• _Directions_
Pick every line from the data below that contains the string "this" and copy it.

• _Provided records_
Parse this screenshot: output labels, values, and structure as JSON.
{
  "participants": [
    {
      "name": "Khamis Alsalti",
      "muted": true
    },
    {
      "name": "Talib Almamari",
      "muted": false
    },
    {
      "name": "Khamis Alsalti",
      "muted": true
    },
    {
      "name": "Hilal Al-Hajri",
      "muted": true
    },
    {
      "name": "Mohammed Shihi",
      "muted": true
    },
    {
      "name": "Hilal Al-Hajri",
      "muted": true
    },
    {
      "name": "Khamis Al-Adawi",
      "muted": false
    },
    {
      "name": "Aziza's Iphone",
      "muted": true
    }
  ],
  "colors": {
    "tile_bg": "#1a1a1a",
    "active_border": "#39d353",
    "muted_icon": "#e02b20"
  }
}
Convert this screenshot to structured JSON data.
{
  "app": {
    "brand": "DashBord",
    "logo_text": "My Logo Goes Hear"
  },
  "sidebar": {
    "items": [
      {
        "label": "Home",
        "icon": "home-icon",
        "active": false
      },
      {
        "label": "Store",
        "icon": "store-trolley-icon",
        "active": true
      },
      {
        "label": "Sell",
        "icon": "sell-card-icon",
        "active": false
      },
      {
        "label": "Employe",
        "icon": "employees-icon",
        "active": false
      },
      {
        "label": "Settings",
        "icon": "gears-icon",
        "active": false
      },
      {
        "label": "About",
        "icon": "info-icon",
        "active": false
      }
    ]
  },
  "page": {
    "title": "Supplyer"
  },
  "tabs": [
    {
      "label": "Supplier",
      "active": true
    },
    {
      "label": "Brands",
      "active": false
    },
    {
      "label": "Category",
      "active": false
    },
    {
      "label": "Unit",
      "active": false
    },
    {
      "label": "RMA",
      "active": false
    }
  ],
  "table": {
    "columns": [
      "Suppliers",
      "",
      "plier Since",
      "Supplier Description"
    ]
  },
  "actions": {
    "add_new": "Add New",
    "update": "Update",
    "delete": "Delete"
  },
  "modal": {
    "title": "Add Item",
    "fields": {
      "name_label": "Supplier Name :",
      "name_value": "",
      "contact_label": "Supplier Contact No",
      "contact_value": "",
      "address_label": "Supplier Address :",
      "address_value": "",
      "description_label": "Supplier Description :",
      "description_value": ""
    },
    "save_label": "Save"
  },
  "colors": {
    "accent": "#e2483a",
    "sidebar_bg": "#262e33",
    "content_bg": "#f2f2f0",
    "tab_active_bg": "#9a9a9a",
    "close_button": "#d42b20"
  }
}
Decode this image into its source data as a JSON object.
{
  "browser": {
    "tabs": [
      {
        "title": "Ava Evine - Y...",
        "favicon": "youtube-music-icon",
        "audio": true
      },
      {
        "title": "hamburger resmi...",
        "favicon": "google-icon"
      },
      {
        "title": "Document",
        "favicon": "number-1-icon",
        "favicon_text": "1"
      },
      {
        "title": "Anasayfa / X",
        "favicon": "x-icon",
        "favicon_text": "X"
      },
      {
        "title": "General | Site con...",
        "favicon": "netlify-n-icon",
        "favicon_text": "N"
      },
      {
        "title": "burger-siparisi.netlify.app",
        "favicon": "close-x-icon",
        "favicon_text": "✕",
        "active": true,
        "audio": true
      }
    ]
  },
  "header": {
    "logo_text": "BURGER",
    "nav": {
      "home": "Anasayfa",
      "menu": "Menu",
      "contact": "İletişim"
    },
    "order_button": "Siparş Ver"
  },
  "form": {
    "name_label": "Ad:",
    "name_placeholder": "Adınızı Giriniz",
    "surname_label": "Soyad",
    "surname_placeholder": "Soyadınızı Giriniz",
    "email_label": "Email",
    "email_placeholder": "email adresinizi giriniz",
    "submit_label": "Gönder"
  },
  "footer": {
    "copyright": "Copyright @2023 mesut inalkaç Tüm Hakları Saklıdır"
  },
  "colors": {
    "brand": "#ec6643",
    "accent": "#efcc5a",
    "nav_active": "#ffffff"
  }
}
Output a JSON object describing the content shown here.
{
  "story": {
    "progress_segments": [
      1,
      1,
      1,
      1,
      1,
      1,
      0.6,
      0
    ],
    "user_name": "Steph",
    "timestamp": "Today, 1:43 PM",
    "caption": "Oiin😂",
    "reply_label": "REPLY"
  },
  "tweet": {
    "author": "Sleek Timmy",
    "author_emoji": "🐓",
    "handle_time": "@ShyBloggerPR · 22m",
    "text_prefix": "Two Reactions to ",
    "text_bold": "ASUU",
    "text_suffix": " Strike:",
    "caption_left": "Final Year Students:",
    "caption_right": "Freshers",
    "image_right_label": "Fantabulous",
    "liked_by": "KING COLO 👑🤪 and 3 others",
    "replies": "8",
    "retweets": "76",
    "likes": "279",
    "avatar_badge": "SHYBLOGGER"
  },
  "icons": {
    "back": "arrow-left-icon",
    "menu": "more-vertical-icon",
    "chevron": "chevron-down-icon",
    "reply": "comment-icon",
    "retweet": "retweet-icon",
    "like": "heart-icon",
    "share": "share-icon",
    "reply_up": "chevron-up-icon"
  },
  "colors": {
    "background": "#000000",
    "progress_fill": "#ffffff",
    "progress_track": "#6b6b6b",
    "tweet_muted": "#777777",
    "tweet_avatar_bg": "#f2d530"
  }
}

• _Response below_
Parse this screenshot: output labels, values, and structure as JSON.
Convert this screenshot to structured JSON data.
Decode this image into its source data as a JSON object.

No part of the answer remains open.